◆ Exercise prompt
Your answer should consist of each line from the data below that contains "this".

"""

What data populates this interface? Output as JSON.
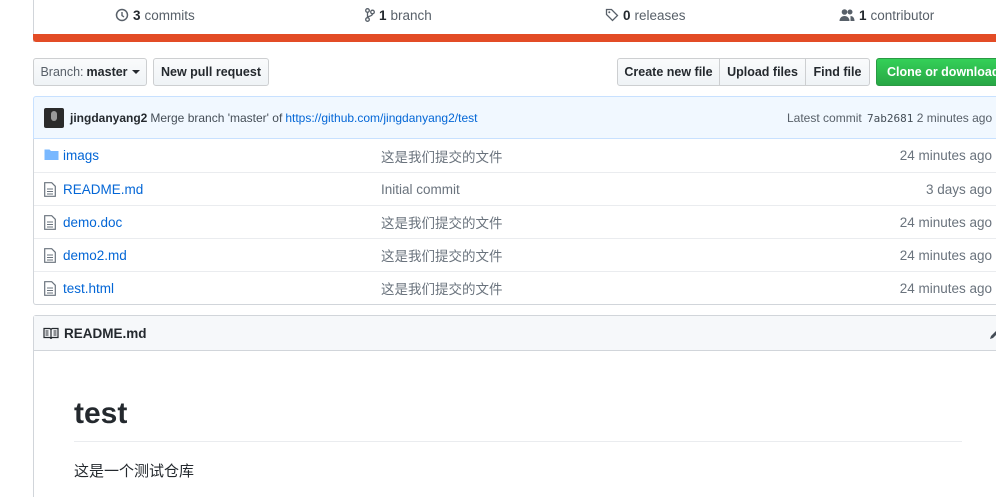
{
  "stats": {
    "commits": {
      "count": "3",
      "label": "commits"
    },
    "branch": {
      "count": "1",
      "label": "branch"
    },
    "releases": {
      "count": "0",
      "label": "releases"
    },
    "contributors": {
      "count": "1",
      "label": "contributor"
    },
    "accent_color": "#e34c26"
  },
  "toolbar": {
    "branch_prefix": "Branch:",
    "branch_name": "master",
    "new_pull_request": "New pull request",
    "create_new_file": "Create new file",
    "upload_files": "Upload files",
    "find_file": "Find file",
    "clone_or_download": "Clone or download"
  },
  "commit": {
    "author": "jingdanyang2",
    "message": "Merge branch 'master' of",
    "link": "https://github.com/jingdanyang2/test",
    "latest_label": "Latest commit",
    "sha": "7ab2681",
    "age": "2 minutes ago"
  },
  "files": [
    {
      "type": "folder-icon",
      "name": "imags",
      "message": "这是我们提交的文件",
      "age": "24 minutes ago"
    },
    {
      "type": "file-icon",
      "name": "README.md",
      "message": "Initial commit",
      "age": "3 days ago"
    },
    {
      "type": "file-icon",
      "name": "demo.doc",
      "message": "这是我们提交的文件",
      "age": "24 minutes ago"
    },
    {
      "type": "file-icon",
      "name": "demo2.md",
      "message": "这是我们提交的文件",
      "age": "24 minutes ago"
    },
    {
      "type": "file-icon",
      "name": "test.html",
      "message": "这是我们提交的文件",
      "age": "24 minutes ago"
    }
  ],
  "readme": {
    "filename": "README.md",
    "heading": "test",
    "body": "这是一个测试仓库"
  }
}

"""
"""

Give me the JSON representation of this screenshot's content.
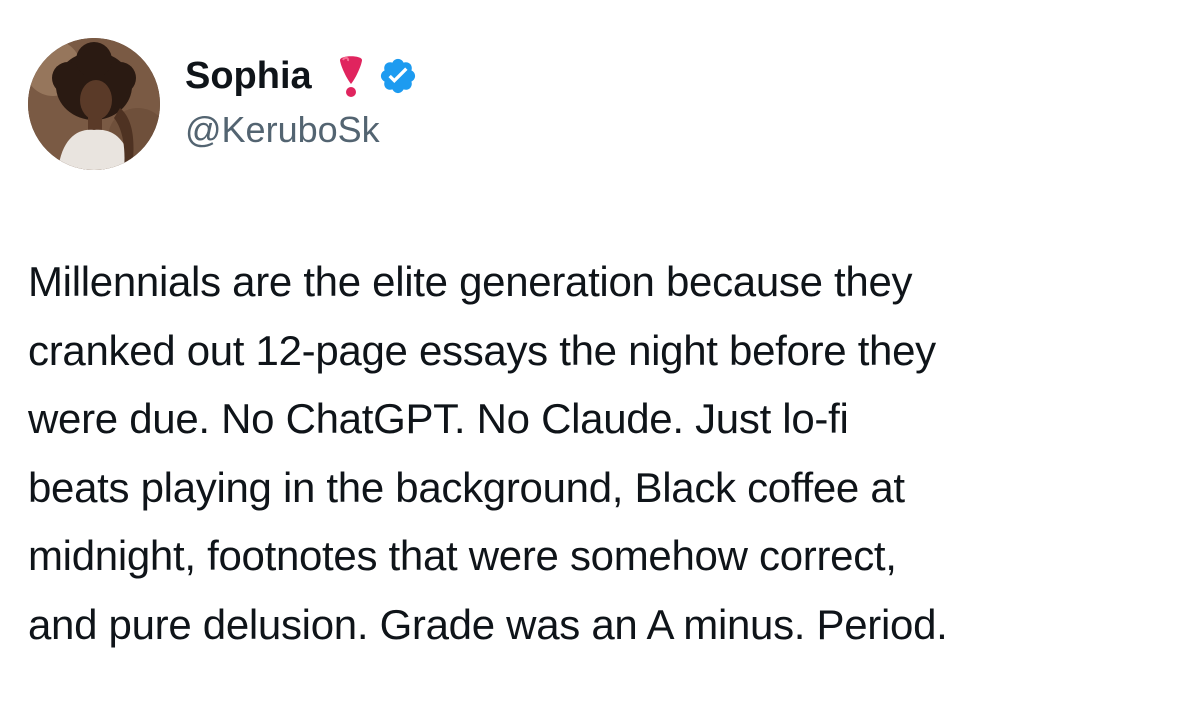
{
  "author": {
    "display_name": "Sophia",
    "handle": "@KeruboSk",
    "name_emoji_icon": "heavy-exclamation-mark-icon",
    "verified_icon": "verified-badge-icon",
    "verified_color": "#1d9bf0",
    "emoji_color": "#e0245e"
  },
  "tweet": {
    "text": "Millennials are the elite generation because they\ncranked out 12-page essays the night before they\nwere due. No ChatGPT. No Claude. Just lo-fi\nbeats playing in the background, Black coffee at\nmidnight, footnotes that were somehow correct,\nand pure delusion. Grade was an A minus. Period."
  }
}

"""

◆ Reply to the task
What data populates this interface? Output as JSON.
Give me the JSON representation of this screenshot's content.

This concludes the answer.